■ Website and app data records
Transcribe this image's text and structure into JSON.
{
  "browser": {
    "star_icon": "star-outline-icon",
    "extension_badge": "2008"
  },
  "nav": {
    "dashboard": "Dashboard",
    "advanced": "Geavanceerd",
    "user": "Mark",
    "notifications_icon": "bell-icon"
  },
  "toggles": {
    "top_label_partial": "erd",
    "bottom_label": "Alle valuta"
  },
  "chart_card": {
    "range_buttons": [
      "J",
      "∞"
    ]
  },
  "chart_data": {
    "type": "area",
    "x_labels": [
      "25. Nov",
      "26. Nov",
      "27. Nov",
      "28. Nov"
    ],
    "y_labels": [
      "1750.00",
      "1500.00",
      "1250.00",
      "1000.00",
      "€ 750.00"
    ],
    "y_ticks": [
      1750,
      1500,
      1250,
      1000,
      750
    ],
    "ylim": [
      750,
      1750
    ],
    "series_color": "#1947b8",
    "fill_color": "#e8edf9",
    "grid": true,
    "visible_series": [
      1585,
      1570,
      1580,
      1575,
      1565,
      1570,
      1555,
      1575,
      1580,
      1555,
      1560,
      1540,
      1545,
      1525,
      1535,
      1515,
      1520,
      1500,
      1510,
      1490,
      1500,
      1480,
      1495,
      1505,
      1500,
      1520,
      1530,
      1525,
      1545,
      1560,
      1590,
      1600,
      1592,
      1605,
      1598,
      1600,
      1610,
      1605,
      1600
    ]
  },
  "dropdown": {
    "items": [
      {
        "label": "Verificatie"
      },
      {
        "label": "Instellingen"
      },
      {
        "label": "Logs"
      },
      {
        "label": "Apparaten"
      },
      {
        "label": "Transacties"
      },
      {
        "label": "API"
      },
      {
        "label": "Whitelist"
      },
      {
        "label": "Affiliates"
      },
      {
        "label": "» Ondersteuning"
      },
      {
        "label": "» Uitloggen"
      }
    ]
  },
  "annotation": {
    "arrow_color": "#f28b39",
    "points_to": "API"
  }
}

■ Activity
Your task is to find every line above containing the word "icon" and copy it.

■ Written answer
    "star_icon": "star-outline-icon",
    "notifications_icon": "bell-icon"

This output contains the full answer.